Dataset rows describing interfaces
*** Block opens ***

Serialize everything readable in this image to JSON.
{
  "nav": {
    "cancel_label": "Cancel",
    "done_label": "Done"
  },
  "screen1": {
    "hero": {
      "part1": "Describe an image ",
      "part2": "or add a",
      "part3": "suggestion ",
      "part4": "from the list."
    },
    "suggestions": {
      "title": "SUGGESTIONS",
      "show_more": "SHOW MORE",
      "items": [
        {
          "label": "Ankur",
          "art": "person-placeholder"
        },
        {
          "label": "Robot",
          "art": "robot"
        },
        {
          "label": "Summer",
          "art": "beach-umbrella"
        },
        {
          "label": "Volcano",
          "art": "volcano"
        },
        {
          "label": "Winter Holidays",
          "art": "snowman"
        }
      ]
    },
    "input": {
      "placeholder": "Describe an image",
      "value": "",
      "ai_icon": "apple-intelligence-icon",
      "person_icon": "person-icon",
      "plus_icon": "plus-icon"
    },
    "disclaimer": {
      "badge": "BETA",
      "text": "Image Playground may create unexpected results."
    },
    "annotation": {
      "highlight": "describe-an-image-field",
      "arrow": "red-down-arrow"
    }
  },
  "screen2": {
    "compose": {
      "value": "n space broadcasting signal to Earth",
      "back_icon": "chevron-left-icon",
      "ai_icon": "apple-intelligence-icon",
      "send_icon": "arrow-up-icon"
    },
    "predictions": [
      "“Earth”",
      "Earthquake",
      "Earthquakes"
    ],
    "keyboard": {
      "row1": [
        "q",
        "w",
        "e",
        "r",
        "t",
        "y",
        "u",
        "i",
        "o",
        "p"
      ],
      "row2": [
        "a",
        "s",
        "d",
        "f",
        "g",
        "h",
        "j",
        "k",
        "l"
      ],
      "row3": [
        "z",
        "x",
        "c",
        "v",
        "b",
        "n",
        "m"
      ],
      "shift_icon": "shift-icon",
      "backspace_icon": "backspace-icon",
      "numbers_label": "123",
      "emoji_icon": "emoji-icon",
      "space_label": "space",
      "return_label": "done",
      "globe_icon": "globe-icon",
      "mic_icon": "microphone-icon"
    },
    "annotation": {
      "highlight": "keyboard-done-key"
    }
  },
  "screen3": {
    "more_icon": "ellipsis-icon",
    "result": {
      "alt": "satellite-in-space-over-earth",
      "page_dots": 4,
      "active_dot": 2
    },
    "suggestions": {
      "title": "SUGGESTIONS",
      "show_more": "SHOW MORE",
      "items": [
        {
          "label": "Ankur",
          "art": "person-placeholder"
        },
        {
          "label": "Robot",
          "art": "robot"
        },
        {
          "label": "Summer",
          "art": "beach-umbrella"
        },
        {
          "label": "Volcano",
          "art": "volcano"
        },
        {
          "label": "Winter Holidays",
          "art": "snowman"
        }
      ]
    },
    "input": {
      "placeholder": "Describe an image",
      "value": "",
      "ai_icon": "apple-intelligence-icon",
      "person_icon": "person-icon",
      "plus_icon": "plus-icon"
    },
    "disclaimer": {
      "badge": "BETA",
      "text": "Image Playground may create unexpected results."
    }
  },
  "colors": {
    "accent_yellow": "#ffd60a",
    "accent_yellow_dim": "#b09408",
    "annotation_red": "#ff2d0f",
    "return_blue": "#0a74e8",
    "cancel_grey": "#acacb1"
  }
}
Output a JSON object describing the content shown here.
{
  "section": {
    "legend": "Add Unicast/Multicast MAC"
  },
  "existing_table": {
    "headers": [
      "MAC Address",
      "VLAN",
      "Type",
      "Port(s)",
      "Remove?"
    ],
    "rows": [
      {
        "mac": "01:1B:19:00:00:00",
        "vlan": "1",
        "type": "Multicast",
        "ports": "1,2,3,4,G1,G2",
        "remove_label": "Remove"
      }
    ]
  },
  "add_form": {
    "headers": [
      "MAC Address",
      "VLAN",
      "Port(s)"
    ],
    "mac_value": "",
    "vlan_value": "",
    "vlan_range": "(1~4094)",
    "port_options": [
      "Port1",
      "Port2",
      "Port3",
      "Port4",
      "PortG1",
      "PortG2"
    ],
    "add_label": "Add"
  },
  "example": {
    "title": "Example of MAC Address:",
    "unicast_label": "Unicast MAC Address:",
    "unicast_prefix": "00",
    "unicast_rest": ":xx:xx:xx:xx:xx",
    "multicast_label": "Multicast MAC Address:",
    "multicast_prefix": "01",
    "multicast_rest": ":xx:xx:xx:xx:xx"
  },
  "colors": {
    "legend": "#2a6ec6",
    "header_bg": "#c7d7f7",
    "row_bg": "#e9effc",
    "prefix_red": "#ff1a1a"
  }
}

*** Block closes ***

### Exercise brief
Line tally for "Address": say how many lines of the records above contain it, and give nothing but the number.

### Solution to this exercise
5